Personal life[edit] The family moved to the San Francisco Bay Area. When Philip turned five, his father was transferred to Reno, Nevada. When Dorothy refused to move, she and Joseph divorced. Philip K. Dick Philip K. Dick
Script [Top] JERRY PERENCHIO and BUD YORKIN present HARRISON FORD (Deckard) RUTGER HAUER (Roy Batty) SEAN YOUNG (Rachael) EDWARD JAMES OLMOS (Gaff) M. EMMET WALSH (H. Script
XXIT is an absolutely amazing Blade Runner-esque short from Stargate Studios that we wouldn’t mind seeing as a TV series. It stars Nicollette Sheridan as a replicant from the future that goes back in time to save her human self.
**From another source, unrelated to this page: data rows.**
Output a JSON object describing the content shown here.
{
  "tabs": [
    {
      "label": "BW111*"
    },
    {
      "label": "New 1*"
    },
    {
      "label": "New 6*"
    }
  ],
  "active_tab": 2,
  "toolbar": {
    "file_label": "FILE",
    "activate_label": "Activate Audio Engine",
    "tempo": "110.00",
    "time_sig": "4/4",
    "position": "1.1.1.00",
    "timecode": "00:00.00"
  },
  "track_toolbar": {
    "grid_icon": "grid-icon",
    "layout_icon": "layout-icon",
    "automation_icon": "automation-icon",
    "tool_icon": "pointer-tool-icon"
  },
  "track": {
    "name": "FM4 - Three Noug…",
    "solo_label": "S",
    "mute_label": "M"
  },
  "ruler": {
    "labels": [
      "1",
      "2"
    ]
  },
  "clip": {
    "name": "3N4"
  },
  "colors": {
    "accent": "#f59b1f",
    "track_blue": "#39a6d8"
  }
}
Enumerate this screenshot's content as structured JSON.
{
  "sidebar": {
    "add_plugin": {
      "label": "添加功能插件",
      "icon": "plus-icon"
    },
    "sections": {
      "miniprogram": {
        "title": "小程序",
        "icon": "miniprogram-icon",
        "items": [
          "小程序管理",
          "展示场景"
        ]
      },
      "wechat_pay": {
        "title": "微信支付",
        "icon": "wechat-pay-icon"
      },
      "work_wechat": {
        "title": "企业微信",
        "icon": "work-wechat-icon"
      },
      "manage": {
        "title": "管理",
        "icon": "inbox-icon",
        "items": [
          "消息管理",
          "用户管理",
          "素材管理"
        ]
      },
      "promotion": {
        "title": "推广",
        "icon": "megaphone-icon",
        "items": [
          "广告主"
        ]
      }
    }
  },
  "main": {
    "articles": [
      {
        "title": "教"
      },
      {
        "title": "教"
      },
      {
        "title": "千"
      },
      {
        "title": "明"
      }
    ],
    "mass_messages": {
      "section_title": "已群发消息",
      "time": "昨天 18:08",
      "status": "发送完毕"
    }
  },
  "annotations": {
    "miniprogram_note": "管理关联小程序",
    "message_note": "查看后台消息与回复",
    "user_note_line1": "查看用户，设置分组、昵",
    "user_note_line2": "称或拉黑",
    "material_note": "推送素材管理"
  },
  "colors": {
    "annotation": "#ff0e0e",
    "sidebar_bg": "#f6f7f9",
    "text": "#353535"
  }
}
It’s incredibly polished, and that’s probably due to the fact that Stargate is a major production studio that’s worked on VFX for shows like Heroes, The Walking Dead and 24. It’s also an elaborate ad for the Canon EOS C300, which the crew discusses at length in a the behind-the-scenes video that’s also featured after the break. Watch This Amazing Blade Running-esque Short From Stargate Studios [Video] Watch This Amazing Blade Running-esque Short From Stargate Studios [Video]
Ridley Scott Early life and career[edit] Scott was born 30 November 1937 in South Shields, Tyne and Wear in the North East of England,[2] the son of Elizabeth and Colonel Francis Percy Scott.[3] He was brought up in an army family, so for most of his early life, his father — an officer in the Royal Engineers — was absent. His elder brother, Frank, joined the Merchant Navy when he was still young and the pair had little contact. During this time the family moved around, living in (among other areas) Cumberland, Wales and Germany. He had a younger brother, Tony, who also became a film director. After the Second World War, the Scott family moved back to their native North East, eventually settling on Greens Beck Road, Hartburn, Stockton on Tees, Teesside (whose industrial landscape would later inspire similar scenes in Blade Runner), where he studied at Grangefield Grammar School and West Hartlepool College of Art from 1954 to 1958, obtaining a Diploma in Design. Ridley Scott